▶ _Brief_
Reproduce the listing that follows with no differences at all.

•••

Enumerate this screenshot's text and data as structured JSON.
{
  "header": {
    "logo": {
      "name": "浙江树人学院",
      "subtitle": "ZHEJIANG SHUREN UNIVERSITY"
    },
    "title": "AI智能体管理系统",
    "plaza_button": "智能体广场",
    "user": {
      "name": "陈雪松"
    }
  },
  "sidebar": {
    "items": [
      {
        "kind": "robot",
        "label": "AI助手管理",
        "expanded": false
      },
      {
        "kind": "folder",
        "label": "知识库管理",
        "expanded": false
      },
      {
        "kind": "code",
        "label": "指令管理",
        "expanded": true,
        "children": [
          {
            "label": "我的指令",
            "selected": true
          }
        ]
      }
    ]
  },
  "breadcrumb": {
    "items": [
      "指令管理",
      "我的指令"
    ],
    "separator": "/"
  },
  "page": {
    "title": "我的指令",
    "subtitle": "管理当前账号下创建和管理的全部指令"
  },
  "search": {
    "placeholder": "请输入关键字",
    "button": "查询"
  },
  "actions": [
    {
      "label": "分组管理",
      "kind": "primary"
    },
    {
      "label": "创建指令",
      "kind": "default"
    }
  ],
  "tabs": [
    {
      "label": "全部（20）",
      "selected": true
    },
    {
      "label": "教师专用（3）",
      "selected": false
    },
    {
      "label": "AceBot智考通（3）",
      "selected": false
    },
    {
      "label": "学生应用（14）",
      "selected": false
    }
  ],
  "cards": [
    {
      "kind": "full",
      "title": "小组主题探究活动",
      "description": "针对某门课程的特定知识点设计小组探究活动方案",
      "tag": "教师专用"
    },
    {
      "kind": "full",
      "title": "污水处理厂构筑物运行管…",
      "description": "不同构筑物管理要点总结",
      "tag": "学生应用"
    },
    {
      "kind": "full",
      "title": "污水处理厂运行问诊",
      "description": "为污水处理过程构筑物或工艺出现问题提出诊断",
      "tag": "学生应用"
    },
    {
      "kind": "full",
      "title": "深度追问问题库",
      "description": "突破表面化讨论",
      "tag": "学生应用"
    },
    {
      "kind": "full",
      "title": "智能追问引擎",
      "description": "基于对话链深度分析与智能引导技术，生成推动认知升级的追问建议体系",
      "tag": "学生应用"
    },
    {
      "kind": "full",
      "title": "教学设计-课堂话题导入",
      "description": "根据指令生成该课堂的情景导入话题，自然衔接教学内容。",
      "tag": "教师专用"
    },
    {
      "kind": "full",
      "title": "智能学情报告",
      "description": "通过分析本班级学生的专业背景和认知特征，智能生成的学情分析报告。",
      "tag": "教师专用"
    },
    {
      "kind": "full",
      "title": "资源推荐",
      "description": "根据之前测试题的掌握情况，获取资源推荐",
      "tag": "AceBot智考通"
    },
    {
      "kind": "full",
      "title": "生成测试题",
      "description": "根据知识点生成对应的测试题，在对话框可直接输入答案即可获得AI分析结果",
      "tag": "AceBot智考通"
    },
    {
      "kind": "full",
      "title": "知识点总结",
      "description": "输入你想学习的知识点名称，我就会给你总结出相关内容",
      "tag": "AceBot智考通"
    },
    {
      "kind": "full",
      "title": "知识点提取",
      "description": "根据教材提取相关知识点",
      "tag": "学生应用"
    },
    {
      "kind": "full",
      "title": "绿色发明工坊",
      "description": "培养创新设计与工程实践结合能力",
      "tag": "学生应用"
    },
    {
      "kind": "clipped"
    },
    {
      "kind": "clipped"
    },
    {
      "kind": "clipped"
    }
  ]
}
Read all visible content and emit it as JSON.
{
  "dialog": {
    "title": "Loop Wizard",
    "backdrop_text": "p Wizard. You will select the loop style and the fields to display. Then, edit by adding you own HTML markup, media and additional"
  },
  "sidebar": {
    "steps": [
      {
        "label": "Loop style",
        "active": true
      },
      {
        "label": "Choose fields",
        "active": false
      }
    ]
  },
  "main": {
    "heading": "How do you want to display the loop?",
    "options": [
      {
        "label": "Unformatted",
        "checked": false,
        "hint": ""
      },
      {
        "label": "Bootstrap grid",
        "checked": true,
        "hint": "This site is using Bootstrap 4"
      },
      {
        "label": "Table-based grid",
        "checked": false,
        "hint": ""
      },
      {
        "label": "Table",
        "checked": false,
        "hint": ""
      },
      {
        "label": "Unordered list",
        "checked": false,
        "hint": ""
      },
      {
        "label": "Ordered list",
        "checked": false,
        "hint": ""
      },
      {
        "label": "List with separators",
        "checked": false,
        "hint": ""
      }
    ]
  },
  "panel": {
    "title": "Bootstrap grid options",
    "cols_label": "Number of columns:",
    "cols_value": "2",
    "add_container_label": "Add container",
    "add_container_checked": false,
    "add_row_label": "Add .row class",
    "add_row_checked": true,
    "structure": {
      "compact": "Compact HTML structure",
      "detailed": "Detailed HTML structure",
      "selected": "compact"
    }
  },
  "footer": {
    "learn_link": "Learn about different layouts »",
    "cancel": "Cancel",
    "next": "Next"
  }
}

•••

▶ _Exercise output_
Enumerate this screenshot's text and data as structured JSON.
{
  "header": {
    "logo": {
      "name": "浙江树人学院",
      "subtitle": "ZHEJIANG SHUREN UNIVERSITY"
    },
    "title": "AI智能体管理系统",
    "plaza_button": "智能体广场",
    "user": {
      "name": "陈雪松"
    }
  },
  "sidebar": {
    "items": [
      {
        "kind": "robot",
        "label": "AI助手管理",
        "expanded": false
      },
      {
        "kind": "folder",
        "label": "知识库管理",
        "expanded": false
      },
      {
        "kind": "code",
        "label": "指令管理",
        "expanded": true,
        "children": [
          {
            "label": "我的指令",
            "selected": true
          }
        ]
      }
    ]
  },
  "breadcrumb": {
    "items": [
      "指令管理",
      "我的指令"
    ],
    "separator": "/"
  },
  "page": {
    "title": "我的指令",
    "subtitle": "管理当前账号下创建和管理的全部指令"
  },
  "search": {
    "placeholder": "请输入关键字",
    "button": "查询"
  },
  "actions": [
    {
      "label": "分组管理",
      "kind": "primary"
    },
    {
      "label": "创建指令",
      "kind": "default"
    }
  ],
  "tabs": [
    {
      "label": "全部（20）",
      "selected": true
    },
    {
      "label": "教师专用（3）",
      "selected": false
    },
    {
      "label": "AceBot智考通（3）",
      "selected": false
    },
    {
      "label": "学生应用（14）",
      "selected": false
    }
  ],
  "cards": [
    {
      "kind": "full",
      "title": "小组主题探究活动",
      "description": "针对某门课程的特定知识点设计小组探究活动方案",
      "tag": "教师专用"
    },
    {
      "kind": "full",
      "title": "污水处理厂构筑物运行管…",
      "description": "不同构筑物管理要点总结",
      "tag": "学生应用"
    },
    {
      "kind": "full",
      "title": "污水处理厂运行问诊",
      "description": "为污水处理过程构筑物或工艺出现问题提出诊断",
      "tag": "学生应用"
    },
    {
      "kind": "full",
      "title": "深度追问问题库",
      "description": "突破表面化讨论",
      "tag": "学生应用"
    },
    {
      "kind": "full",
      "title": "智能追问引擎",
      "description": "基于对话链深度分析与智能引导技术，生成推动认知升级的追问建议体系",
      "tag": "学生应用"
    },
    {
      "kind": "full",
      "title": "教学设计-课堂话题导入",
      "description": "根据指令生成该课堂的情景导入话题，自然衔接教学内容。",
      "tag": "教师专用"
    },
    {
      "kind": "full",
      "title": "智能学情报告",
      "description": "通过分析本班级学生的专业背景和认知特征，智能生成的学情分析报告。",
      "tag": "教师专用"
    },
    {
      "kind": "full",
      "title": "资源推荐",
      "description": "根据之前测试题的掌握情况，获取资源推荐",
      "tag": "AceBot智考通"
    },
    {
      "kind": "full",
      "title": "生成测试题",
      "description": "根据知识点生成对应的测试题，在对话框可直接输入答案即可获得AI分析结果",
      "tag": "AceBot智考通"
    },
    {
      "kind": "full",
      "title": "知识点总结",
      "description": "输入你想学习的知识点名称，我就会给你总结出相关内容",
      "tag": "AceBot智考通"
    },
    {
      "kind": "full",
      "title": "知识点提取",
      "description": "根据教材提取相关知识点",
      "tag": "学生应用"
    },
    {
      "kind": "full",
      "title": "绿色发明工坊",
      "description": "培养创新设计与工程实践结合能力",
      "tag": "学生应用"
    },
    {
      "kind": "clipped"
    },
    {
      "kind": "clipped"
    },
    {
      "kind": "clipped"
    }
  ]
}
Read all visible content and emit it as JSON.
{
  "dialog": {
    "title": "Loop Wizard",
    "backdrop_text": "p Wizard. You will select the loop style and the fields to display. Then, edit by adding you own HTML markup, media and additional"
  },
  "sidebar": {
    "steps": [
      {
        "label": "Loop style",
        "active": true
      },
      {
        "label": "Choose fields",
        "active": false
      }
    ]
  },
  "main": {
    "heading": "How do you want to display the loop?",
    "options": [
      {
        "label": "Unformatted",
        "checked": false,
        "hint": ""
      },
      {
        "label": "Bootstrap grid",
        "checked": true,
        "hint": "This site is using Bootstrap 4"
      },
      {
        "label": "Table-based grid",
        "checked": false,
        "hint": ""
      },
      {
        "label": "Table",
        "checked": false,
        "hint": ""
      },
      {
        "label": "Unordered list",
        "checked": false,
        "hint": ""
      },
      {
        "label": "Ordered list",
        "checked": false,
        "hint": ""
      },
      {
        "label": "List with separators",
        "checked": false,
        "hint": ""
      }
    ]
  },
  "panel": {
    "title": "Bootstrap grid options",
    "cols_label": "Number of columns:",
    "cols_value": "2",
    "add_container_label": "Add container",
    "add_container_checked": false,
    "add_row_label": "Add .row class",
    "add_row_checked": true,
    "structure": {
      "compact": "Compact HTML structure",
      "detailed": "Detailed HTML structure",
      "selected": "compact"
    }
  },
  "footer": {
    "learn_link": "Learn about different layouts »",
    "cancel": "Cancel",
    "next": "Next"
  }
}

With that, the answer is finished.